App and web page records
+===+
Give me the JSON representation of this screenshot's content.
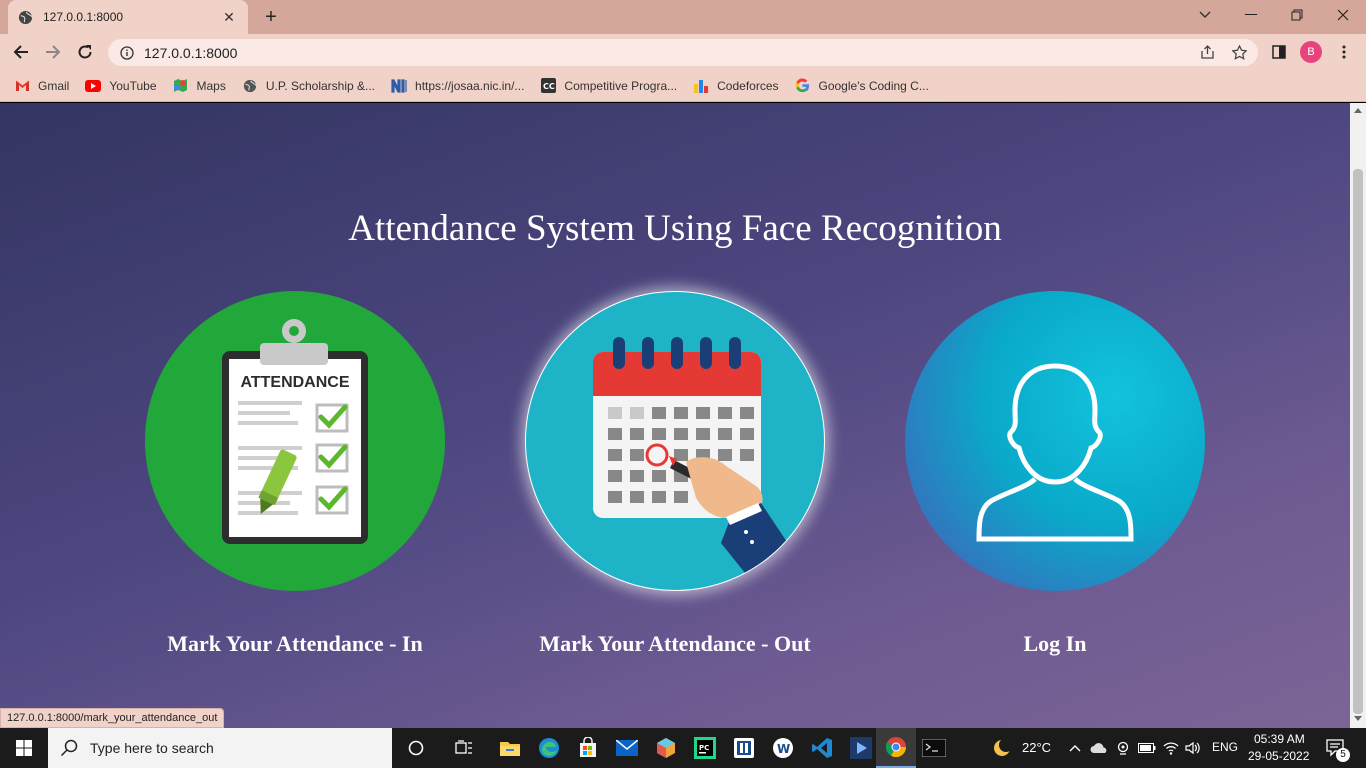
{
  "browser": {
    "tab_title": "127.0.0.1:8000",
    "url": "127.0.0.1:8000",
    "profile_initial": "B",
    "bookmarks": [
      {
        "label": "Gmail",
        "icon": "gmail-icon"
      },
      {
        "label": "YouTube",
        "icon": "youtube-icon"
      },
      {
        "label": "Maps",
        "icon": "maps-icon"
      },
      {
        "label": "U.P. Scholarship &...",
        "icon": "globe-icon"
      },
      {
        "label": "https://josaa.nic.in/...",
        "icon": "nic-icon"
      },
      {
        "label": "Competitive Progra...",
        "icon": "cc-icon"
      },
      {
        "label": "Codeforces",
        "icon": "codeforces-icon"
      },
      {
        "label": "Google's Coding C...",
        "icon": "google-icon"
      }
    ],
    "status_url": "127.0.0.1:8000/mark_your_attendance_out"
  },
  "page": {
    "heading": "Attendance System Using Face Recognition",
    "cards": [
      {
        "label": "Mark Your Attendance - In",
        "icon": "attendance-clipboard-icon"
      },
      {
        "label": "Mark Your Attendance - Out",
        "icon": "calendar-icon"
      },
      {
        "label": "Log In",
        "icon": "user-icon"
      }
    ],
    "clipboard_text": "ATTENDANCE"
  },
  "taskbar": {
    "search_placeholder": "Type here to search",
    "temperature": "22°C",
    "language": "ENG",
    "time": "05:39 AM",
    "date": "29-05-2022",
    "notification_count": "5"
  },
  "colors": {
    "chrome_frame": "#d4a79a",
    "chrome_toolbar": "#f1d2c8",
    "page_gradient_start": "#343563",
    "page_gradient_end": "#7c6596",
    "card_in": "#22a83a",
    "card_out": "#1fb3c7",
    "card_login": "#0fb6d0"
  }
}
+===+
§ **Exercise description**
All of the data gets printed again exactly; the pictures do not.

§ **Exercise solution**
Give me the JSON representation of this screenshot's content.
{
  "browser": {
    "tab_title": "127.0.0.1:8000",
    "url": "127.0.0.1:8000",
    "profile_initial": "B",
    "bookmarks": [
      {
        "label": "Gmail",
        "icon": "gmail-icon"
      },
      {
        "label": "YouTube",
        "icon": "youtube-icon"
      },
      {
        "label": "Maps",
        "icon": "maps-icon"
      },
      {
        "label": "U.P. Scholarship &...",
        "icon": "globe-icon"
      },
      {
        "label": "https://josaa.nic.in/...",
        "icon": "nic-icon"
      },
      {
        "label": "Competitive Progra...",
        "icon": "cc-icon"
      },
      {
        "label": "Codeforces",
        "icon": "codeforces-icon"
      },
      {
        "label": "Google's Coding C...",
        "icon": "google-icon"
      }
    ],
    "status_url": "127.0.0.1:8000/mark_your_attendance_out"
  },
  "page": {
    "heading": "Attendance System Using Face Recognition",
    "cards": [
      {
        "label": "Mark Your Attendance - In",
        "icon": "attendance-clipboard-icon"
      },
      {
        "label": "Mark Your Attendance - Out",
        "icon": "calendar-icon"
      },
      {
        "label": "Log In",
        "icon": "user-icon"
      }
    ],
    "clipboard_text": "ATTENDANCE"
  },
  "taskbar": {
    "search_placeholder": "Type here to search",
    "temperature": "22°C",
    "language": "ENG",
    "time": "05:39 AM",
    "date": "29-05-2022",
    "notification_count": "5"
  },
  "colors": {
    "chrome_frame": "#d4a79a",
    "chrome_toolbar": "#f1d2c8",
    "page_gradient_start": "#343563",
    "page_gradient_end": "#7c6596",
    "card_in": "#22a83a",
    "card_out": "#1fb3c7",
    "card_login": "#0fb6d0"
  }
}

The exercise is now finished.